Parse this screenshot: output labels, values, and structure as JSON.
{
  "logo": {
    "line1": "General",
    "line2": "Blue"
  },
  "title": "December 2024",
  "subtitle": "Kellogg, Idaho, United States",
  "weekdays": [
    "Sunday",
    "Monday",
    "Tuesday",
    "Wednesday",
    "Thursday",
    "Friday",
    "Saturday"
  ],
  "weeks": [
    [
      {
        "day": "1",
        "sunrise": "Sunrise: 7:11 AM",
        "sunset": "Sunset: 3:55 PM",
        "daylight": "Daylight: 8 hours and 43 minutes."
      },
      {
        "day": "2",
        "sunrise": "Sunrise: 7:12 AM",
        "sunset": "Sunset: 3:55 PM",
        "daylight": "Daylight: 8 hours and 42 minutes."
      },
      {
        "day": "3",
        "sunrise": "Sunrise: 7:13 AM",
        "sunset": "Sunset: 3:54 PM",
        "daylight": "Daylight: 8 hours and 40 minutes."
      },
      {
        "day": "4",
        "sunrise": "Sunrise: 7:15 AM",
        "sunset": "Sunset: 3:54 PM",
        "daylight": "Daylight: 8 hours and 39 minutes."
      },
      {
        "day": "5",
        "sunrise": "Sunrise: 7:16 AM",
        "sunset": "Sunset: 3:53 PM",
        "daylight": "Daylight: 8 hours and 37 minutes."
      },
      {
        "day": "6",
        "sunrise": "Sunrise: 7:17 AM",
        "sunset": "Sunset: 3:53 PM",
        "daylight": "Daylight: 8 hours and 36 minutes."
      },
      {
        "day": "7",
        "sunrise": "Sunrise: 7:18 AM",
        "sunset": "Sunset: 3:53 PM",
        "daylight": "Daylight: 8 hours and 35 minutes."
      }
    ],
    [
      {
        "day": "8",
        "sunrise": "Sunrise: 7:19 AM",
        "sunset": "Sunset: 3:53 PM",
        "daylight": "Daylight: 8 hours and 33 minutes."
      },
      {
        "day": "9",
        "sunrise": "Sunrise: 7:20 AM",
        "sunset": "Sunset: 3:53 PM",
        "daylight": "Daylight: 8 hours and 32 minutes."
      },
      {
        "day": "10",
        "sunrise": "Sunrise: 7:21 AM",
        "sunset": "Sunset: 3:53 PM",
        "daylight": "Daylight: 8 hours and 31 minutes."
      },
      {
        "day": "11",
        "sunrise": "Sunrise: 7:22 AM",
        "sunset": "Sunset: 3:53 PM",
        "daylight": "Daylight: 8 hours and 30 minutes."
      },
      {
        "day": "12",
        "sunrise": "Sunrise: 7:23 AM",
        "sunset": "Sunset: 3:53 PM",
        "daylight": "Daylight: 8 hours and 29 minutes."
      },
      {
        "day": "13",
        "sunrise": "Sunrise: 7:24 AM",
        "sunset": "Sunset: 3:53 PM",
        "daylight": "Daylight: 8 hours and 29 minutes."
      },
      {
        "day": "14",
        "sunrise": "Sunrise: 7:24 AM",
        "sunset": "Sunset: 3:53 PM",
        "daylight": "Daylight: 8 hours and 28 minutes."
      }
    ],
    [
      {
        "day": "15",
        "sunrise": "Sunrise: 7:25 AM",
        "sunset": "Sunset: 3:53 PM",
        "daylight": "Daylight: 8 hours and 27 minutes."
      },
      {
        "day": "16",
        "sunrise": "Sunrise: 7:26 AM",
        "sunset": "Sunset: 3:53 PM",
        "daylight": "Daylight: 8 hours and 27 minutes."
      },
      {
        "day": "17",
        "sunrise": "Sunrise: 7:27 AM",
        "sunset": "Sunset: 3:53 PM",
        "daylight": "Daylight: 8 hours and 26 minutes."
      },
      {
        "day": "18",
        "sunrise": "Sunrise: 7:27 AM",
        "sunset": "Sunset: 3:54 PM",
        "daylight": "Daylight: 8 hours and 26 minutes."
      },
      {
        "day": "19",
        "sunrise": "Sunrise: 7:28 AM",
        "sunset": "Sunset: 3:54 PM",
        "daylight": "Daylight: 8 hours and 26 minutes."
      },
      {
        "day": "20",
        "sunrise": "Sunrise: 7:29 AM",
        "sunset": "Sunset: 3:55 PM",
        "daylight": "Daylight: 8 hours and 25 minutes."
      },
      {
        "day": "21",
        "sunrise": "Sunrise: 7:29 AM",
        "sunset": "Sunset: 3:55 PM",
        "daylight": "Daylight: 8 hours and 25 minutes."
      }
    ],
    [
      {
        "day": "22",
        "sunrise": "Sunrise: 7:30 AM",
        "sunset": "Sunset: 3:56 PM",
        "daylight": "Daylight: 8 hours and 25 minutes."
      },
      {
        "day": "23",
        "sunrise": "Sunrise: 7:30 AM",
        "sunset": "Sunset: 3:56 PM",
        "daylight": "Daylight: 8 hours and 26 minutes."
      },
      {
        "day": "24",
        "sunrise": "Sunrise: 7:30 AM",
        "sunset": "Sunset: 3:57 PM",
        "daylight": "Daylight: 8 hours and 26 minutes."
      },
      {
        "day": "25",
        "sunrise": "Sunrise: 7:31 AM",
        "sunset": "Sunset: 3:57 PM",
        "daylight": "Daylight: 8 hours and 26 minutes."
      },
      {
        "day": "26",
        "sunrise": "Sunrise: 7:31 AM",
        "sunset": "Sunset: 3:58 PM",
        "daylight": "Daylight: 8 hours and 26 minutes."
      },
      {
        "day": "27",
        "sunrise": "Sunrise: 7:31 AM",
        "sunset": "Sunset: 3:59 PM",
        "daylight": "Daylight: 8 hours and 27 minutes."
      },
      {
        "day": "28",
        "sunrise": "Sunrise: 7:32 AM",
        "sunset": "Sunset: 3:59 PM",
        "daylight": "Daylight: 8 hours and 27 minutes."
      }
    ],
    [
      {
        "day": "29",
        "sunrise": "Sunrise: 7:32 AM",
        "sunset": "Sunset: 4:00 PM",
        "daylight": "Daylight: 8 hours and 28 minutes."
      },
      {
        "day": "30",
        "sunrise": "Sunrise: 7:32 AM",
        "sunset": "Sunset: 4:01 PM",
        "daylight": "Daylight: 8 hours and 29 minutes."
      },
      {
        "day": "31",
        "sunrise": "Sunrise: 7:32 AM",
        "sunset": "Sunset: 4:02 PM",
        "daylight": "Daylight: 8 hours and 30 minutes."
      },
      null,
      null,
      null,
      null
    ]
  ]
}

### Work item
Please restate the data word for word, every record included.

### Answer box
Parse this screenshot: output labels, values, and structure as JSON.
{
  "logo": {
    "line1": "General",
    "line2": "Blue"
  },
  "title": "December 2024",
  "subtitle": "Kellogg, Idaho, United States",
  "weekdays": [
    "Sunday",
    "Monday",
    "Tuesday",
    "Wednesday",
    "Thursday",
    "Friday",
    "Saturday"
  ],
  "weeks": [
    [
      {
        "day": "1",
        "sunrise": "Sunrise: 7:11 AM",
        "sunset": "Sunset: 3:55 PM",
        "daylight": "Daylight: 8 hours and 43 minutes."
      },
      {
        "day": "2",
        "sunrise": "Sunrise: 7:12 AM",
        "sunset": "Sunset: 3:55 PM",
        "daylight": "Daylight: 8 hours and 42 minutes."
      },
      {
        "day": "3",
        "sunrise": "Sunrise: 7:13 AM",
        "sunset": "Sunset: 3:54 PM",
        "daylight": "Daylight: 8 hours and 40 minutes."
      },
      {
        "day": "4",
        "sunrise": "Sunrise: 7:15 AM",
        "sunset": "Sunset: 3:54 PM",
        "daylight": "Daylight: 8 hours and 39 minutes."
      },
      {
        "day": "5",
        "sunrise": "Sunrise: 7:16 AM",
        "sunset": "Sunset: 3:53 PM",
        "daylight": "Daylight: 8 hours and 37 minutes."
      },
      {
        "day": "6",
        "sunrise": "Sunrise: 7:17 AM",
        "sunset": "Sunset: 3:53 PM",
        "daylight": "Daylight: 8 hours and 36 minutes."
      },
      {
        "day": "7",
        "sunrise": "Sunrise: 7:18 AM",
        "sunset": "Sunset: 3:53 PM",
        "daylight": "Daylight: 8 hours and 35 minutes."
      }
    ],
    [
      {
        "day": "8",
        "sunrise": "Sunrise: 7:19 AM",
        "sunset": "Sunset: 3:53 PM",
        "daylight": "Daylight: 8 hours and 33 minutes."
      },
      {
        "day": "9",
        "sunrise": "Sunrise: 7:20 AM",
        "sunset": "Sunset: 3:53 PM",
        "daylight": "Daylight: 8 hours and 32 minutes."
      },
      {
        "day": "10",
        "sunrise": "Sunrise: 7:21 AM",
        "sunset": "Sunset: 3:53 PM",
        "daylight": "Daylight: 8 hours and 31 minutes."
      },
      {
        "day": "11",
        "sunrise": "Sunrise: 7:22 AM",
        "sunset": "Sunset: 3:53 PM",
        "daylight": "Daylight: 8 hours and 30 minutes."
      },
      {
        "day": "12",
        "sunrise": "Sunrise: 7:23 AM",
        "sunset": "Sunset: 3:53 PM",
        "daylight": "Daylight: 8 hours and 29 minutes."
      },
      {
        "day": "13",
        "sunrise": "Sunrise: 7:24 AM",
        "sunset": "Sunset: 3:53 PM",
        "daylight": "Daylight: 8 hours and 29 minutes."
      },
      {
        "day": "14",
        "sunrise": "Sunrise: 7:24 AM",
        "sunset": "Sunset: 3:53 PM",
        "daylight": "Daylight: 8 hours and 28 minutes."
      }
    ],
    [
      {
        "day": "15",
        "sunrise": "Sunrise: 7:25 AM",
        "sunset": "Sunset: 3:53 PM",
        "daylight": "Daylight: 8 hours and 27 minutes."
      },
      {
        "day": "16",
        "sunrise": "Sunrise: 7:26 AM",
        "sunset": "Sunset: 3:53 PM",
        "daylight": "Daylight: 8 hours and 27 minutes."
      },
      {
        "day": "17",
        "sunrise": "Sunrise: 7:27 AM",
        "sunset": "Sunset: 3:53 PM",
        "daylight": "Daylight: 8 hours and 26 minutes."
      },
      {
        "day": "18",
        "sunrise": "Sunrise: 7:27 AM",
        "sunset": "Sunset: 3:54 PM",
        "daylight": "Daylight: 8 hours and 26 minutes."
      },
      {
        "day": "19",
        "sunrise": "Sunrise: 7:28 AM",
        "sunset": "Sunset: 3:54 PM",
        "daylight": "Daylight: 8 hours and 26 minutes."
      },
      {
        "day": "20",
        "sunrise": "Sunrise: 7:29 AM",
        "sunset": "Sunset: 3:55 PM",
        "daylight": "Daylight: 8 hours and 25 minutes."
      },
      {
        "day": "21",
        "sunrise": "Sunrise: 7:29 AM",
        "sunset": "Sunset: 3:55 PM",
        "daylight": "Daylight: 8 hours and 25 minutes."
      }
    ],
    [
      {
        "day": "22",
        "sunrise": "Sunrise: 7:30 AM",
        "sunset": "Sunset: 3:56 PM",
        "daylight": "Daylight: 8 hours and 25 minutes."
      },
      {
        "day": "23",
        "sunrise": "Sunrise: 7:30 AM",
        "sunset": "Sunset: 3:56 PM",
        "daylight": "Daylight: 8 hours and 26 minutes."
      },
      {
        "day": "24",
        "sunrise": "Sunrise: 7:30 AM",
        "sunset": "Sunset: 3:57 PM",
        "daylight": "Daylight: 8 hours and 26 minutes."
      },
      {
        "day": "25",
        "sunrise": "Sunrise: 7:31 AM",
        "sunset": "Sunset: 3:57 PM",
        "daylight": "Daylight: 8 hours and 26 minutes."
      },
      {
        "day": "26",
        "sunrise": "Sunrise: 7:31 AM",
        "sunset": "Sunset: 3:58 PM",
        "daylight": "Daylight: 8 hours and 26 minutes."
      },
      {
        "day": "27",
        "sunrise": "Sunrise: 7:31 AM",
        "sunset": "Sunset: 3:59 PM",
        "daylight": "Daylight: 8 hours and 27 minutes."
      },
      {
        "day": "28",
        "sunrise": "Sunrise: 7:32 AM",
        "sunset": "Sunset: 3:59 PM",
        "daylight": "Daylight: 8 hours and 27 minutes."
      }
    ],
    [
      {
        "day": "29",
        "sunrise": "Sunrise: 7:32 AM",
        "sunset": "Sunset: 4:00 PM",
        "daylight": "Daylight: 8 hours and 28 minutes."
      },
      {
        "day": "30",
        "sunrise": "Sunrise: 7:32 AM",
        "sunset": "Sunset: 4:01 PM",
        "daylight": "Daylight: 8 hours and 29 minutes."
      },
      {
        "day": "31",
        "sunrise": "Sunrise: 7:32 AM",
        "sunset": "Sunset: 4:02 PM",
        "daylight": "Daylight: 8 hours and 30 minutes."
      },
      null,
      null,
      null,
      null
    ]
  ]
}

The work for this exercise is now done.